▶ Required work:
Each line below should be restated exactly, with nothing dropped.

Dataset rows describing interfaces:
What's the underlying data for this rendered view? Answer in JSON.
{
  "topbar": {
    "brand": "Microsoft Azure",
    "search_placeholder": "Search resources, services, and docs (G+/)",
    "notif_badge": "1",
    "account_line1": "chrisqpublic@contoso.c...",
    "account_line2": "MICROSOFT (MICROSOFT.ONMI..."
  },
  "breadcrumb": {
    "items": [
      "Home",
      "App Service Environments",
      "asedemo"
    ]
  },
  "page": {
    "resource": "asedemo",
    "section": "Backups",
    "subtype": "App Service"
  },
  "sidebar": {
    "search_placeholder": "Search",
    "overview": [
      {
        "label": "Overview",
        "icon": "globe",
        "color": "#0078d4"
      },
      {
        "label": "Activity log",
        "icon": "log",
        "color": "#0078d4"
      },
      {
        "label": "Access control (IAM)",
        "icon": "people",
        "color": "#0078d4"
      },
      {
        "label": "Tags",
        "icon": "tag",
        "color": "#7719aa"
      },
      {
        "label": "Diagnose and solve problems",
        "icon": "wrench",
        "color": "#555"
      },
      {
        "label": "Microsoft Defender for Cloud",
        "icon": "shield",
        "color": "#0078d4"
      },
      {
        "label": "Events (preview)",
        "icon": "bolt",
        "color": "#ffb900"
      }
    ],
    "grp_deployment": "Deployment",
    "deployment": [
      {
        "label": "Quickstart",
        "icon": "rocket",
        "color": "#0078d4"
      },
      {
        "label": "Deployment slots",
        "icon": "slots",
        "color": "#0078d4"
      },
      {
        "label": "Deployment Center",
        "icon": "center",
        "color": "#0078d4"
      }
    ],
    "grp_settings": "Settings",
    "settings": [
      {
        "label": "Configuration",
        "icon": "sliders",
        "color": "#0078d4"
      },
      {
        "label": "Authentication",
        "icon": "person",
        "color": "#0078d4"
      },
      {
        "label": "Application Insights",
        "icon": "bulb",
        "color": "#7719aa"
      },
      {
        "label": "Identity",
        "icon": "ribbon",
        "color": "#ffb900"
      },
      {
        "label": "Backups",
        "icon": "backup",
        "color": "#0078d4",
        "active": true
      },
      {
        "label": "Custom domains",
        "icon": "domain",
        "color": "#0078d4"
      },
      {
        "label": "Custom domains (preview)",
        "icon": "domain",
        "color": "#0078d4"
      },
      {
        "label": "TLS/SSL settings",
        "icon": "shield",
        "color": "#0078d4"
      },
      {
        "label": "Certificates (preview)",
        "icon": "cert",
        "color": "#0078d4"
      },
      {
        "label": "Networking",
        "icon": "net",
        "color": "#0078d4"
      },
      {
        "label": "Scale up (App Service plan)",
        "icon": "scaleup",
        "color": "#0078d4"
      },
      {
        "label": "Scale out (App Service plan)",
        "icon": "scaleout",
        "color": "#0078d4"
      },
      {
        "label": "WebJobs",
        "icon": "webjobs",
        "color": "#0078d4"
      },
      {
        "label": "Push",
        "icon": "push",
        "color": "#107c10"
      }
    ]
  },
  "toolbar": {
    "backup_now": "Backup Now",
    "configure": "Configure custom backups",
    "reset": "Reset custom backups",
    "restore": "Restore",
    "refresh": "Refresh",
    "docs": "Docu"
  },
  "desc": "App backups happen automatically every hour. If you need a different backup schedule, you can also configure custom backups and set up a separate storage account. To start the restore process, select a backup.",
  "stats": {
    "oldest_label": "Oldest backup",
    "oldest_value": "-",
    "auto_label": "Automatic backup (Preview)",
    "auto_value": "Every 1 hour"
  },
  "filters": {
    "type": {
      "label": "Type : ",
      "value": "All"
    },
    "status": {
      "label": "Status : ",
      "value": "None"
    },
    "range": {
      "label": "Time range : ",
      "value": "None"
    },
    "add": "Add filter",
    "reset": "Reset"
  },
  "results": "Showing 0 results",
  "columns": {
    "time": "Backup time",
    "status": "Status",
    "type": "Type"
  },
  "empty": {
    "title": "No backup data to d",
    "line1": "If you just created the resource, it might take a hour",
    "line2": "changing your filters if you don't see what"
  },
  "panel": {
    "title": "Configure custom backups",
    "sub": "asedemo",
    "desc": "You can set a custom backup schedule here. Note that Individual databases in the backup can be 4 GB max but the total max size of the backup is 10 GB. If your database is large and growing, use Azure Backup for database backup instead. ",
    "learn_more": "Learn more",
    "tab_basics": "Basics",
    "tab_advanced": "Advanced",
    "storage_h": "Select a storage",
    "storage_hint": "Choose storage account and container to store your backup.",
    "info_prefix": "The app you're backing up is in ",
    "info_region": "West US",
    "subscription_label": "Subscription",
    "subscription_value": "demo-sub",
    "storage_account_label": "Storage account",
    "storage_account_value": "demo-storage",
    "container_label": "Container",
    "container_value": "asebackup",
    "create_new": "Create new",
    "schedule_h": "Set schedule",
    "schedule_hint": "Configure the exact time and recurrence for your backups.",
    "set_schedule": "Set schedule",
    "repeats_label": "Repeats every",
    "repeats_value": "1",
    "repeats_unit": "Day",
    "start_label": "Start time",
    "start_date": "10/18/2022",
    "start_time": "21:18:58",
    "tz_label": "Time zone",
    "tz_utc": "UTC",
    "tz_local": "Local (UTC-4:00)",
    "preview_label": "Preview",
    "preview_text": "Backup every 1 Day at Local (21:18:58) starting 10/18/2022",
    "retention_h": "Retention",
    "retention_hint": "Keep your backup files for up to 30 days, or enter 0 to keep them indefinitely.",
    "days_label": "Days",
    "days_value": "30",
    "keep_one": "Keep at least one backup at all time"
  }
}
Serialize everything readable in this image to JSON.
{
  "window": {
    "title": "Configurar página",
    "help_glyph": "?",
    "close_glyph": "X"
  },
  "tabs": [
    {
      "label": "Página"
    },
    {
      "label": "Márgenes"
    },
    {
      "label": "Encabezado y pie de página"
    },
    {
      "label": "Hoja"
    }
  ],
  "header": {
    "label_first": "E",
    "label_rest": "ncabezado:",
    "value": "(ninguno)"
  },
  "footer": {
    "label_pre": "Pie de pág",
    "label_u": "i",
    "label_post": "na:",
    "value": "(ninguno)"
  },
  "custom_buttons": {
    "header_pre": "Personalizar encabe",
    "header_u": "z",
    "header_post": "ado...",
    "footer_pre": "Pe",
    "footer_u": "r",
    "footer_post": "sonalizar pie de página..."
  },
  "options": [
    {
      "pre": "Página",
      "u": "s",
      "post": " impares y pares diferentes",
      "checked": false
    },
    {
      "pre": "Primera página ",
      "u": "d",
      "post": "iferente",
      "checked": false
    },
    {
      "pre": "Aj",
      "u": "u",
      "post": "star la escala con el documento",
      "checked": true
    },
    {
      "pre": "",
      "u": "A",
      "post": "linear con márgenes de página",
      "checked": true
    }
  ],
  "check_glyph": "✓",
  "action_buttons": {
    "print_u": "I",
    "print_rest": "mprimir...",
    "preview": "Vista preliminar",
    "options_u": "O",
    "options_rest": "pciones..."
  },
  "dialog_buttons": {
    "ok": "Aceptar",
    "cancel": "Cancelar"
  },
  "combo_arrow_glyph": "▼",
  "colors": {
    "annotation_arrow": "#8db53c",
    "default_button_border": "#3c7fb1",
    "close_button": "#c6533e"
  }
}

▶ Task answer:
What's the underlying data for this rendered view? Answer in JSON.
{
  "topbar": {
    "brand": "Microsoft Azure",
    "search_placeholder": "Search resources, services, and docs (G+/)",
    "notif_badge": "1",
    "account_line1": "chrisqpublic@contoso.c...",
    "account_line2": "MICROSOFT (MICROSOFT.ONMI..."
  },
  "breadcrumb": {
    "items": [
      "Home",
      "App Service Environments",
      "asedemo"
    ]
  },
  "page": {
    "resource": "asedemo",
    "section": "Backups",
    "subtype": "App Service"
  },
  "sidebar": {
    "search_placeholder": "Search",
    "overview": [
      {
        "label": "Overview",
        "icon": "globe",
        "color": "#0078d4"
      },
      {
        "label": "Activity log",
        "icon": "log",
        "color": "#0078d4"
      },
      {
        "label": "Access control (IAM)",
        "icon": "people",
        "color": "#0078d4"
      },
      {
        "label": "Tags",
        "icon": "tag",
        "color": "#7719aa"
      },
      {
        "label": "Diagnose and solve problems",
        "icon": "wrench",
        "color": "#555"
      },
      {
        "label": "Microsoft Defender for Cloud",
        "icon": "shield",
        "color": "#0078d4"
      },
      {
        "label": "Events (preview)",
        "icon": "bolt",
        "color": "#ffb900"
      }
    ],
    "grp_deployment": "Deployment",
    "deployment": [
      {
        "label": "Quickstart",
        "icon": "rocket",
        "color": "#0078d4"
      },
      {
        "label": "Deployment slots",
        "icon": "slots",
        "color": "#0078d4"
      },
      {
        "label": "Deployment Center",
        "icon": "center",
        "color": "#0078d4"
      }
    ],
    "grp_settings": "Settings",
    "settings": [
      {
        "label": "Configuration",
        "icon": "sliders",
        "color": "#0078d4"
      },
      {
        "label": "Authentication",
        "icon": "person",
        "color": "#0078d4"
      },
      {
        "label": "Application Insights",
        "icon": "bulb",
        "color": "#7719aa"
      },
      {
        "label": "Identity",
        "icon": "ribbon",
        "color": "#ffb900"
      },
      {
        "label": "Backups",
        "icon": "backup",
        "color": "#0078d4",
        "active": true
      },
      {
        "label": "Custom domains",
        "icon": "domain",
        "color": "#0078d4"
      },
      {
        "label": "Custom domains (preview)",
        "icon": "domain",
        "color": "#0078d4"
      },
      {
        "label": "TLS/SSL settings",
        "icon": "shield",
        "color": "#0078d4"
      },
      {
        "label": "Certificates (preview)",
        "icon": "cert",
        "color": "#0078d4"
      },
      {
        "label": "Networking",
        "icon": "net",
        "color": "#0078d4"
      },
      {
        "label": "Scale up (App Service plan)",
        "icon": "scaleup",
        "color": "#0078d4"
      },
      {
        "label": "Scale out (App Service plan)",
        "icon": "scaleout",
        "color": "#0078d4"
      },
      {
        "label": "WebJobs",
        "icon": "webjobs",
        "color": "#0078d4"
      },
      {
        "label": "Push",
        "icon": "push",
        "color": "#107c10"
      }
    ]
  },
  "toolbar": {
    "backup_now": "Backup Now",
    "configure": "Configure custom backups",
    "reset": "Reset custom backups",
    "restore": "Restore",
    "refresh": "Refresh",
    "docs": "Docu"
  },
  "desc": "App backups happen automatically every hour. If you need a different backup schedule, you can also configure custom backups and set up a separate storage account. To start the restore process, select a backup.",
  "stats": {
    "oldest_label": "Oldest backup",
    "oldest_value": "-",
    "auto_label": "Automatic backup (Preview)",
    "auto_value": "Every 1 hour"
  },
  "filters": {
    "type": {
      "label": "Type : ",
      "value": "All"
    },
    "status": {
      "label": "Status : ",
      "value": "None"
    },
    "range": {
      "label": "Time range : ",
      "value": "None"
    },
    "add": "Add filter",
    "reset": "Reset"
  },
  "results": "Showing 0 results",
  "columns": {
    "time": "Backup time",
    "status": "Status",
    "type": "Type"
  },
  "empty": {
    "title": "No backup data to d",
    "line1": "If you just created the resource, it might take a hour",
    "line2": "changing your filters if you don't see what"
  },
  "panel": {
    "title": "Configure custom backups",
    "sub": "asedemo",
    "desc": "You can set a custom backup schedule here. Note that Individual databases in the backup can be 4 GB max but the total max size of the backup is 10 GB. If your database is large and growing, use Azure Backup for database backup instead. ",
    "learn_more": "Learn more",
    "tab_basics": "Basics",
    "tab_advanced": "Advanced",
    "storage_h": "Select a storage",
    "storage_hint": "Choose storage account and container to store your backup.",
    "info_prefix": "The app you're backing up is in ",
    "info_region": "West US",
    "subscription_label": "Subscription",
    "subscription_value": "demo-sub",
    "storage_account_label": "Storage account",
    "storage_account_value": "demo-storage",
    "container_label": "Container",
    "container_value": "asebackup",
    "create_new": "Create new",
    "schedule_h": "Set schedule",
    "schedule_hint": "Configure the exact time and recurrence for your backups.",
    "set_schedule": "Set schedule",
    "repeats_label": "Repeats every",
    "repeats_value": "1",
    "repeats_unit": "Day",
    "start_label": "Start time",
    "start_date": "10/18/2022",
    "start_time": "21:18:58",
    "tz_label": "Time zone",
    "tz_utc": "UTC",
    "tz_local": "Local (UTC-4:00)",
    "preview_label": "Preview",
    "preview_text": "Backup every 1 Day at Local (21:18:58) starting 10/18/2022",
    "retention_h": "Retention",
    "retention_hint": "Keep your backup files for up to 30 days, or enter 0 to keep them indefinitely.",
    "days_label": "Days",
    "days_value": "30",
    "keep_one": "Keep at least one backup at all time"
  }
}
Serialize everything readable in this image to JSON.
{
  "window": {
    "title": "Configurar página",
    "help_glyph": "?",
    "close_glyph": "X"
  },
  "tabs": [
    {
      "label": "Página"
    },
    {
      "label": "Márgenes"
    },
    {
      "label": "Encabezado y pie de página"
    },
    {
      "label": "Hoja"
    }
  ],
  "header": {
    "label_first": "E",
    "label_rest": "ncabezado:",
    "value": "(ninguno)"
  },
  "footer": {
    "label_pre": "Pie de pág",
    "label_u": "i",
    "label_post": "na:",
    "value": "(ninguno)"
  },
  "custom_buttons": {
    "header_pre": "Personalizar encabe",
    "header_u": "z",
    "header_post": "ado...",
    "footer_pre": "Pe",
    "footer_u": "r",
    "footer_post": "sonalizar pie de página..."
  },
  "options": [
    {
      "pre": "Página",
      "u": "s",
      "post": " impares y pares diferentes",
      "checked": false
    },
    {
      "pre": "Primera página ",
      "u": "d",
      "post": "iferente",
      "checked": false
    },
    {
      "pre": "Aj",
      "u": "u",
      "post": "star la escala con el documento",
      "checked": true
    },
    {
      "pre": "",
      "u": "A",
      "post": "linear con márgenes de página",
      "checked": true
    }
  ],
  "check_glyph": "✓",
  "action_buttons": {
    "print_u": "I",
    "print_rest": "mprimir...",
    "preview": "Vista preliminar",
    "options_u": "O",
    "options_rest": "pciones..."
  },
  "dialog_buttons": {
    "ok": "Aceptar",
    "cancel": "Cancelar"
  },
  "combo_arrow_glyph": "▼",
  "colors": {
    "annotation_arrow": "#8db53c",
    "default_button_border": "#3c7fb1",
    "close_button": "#c6533e"
  }
}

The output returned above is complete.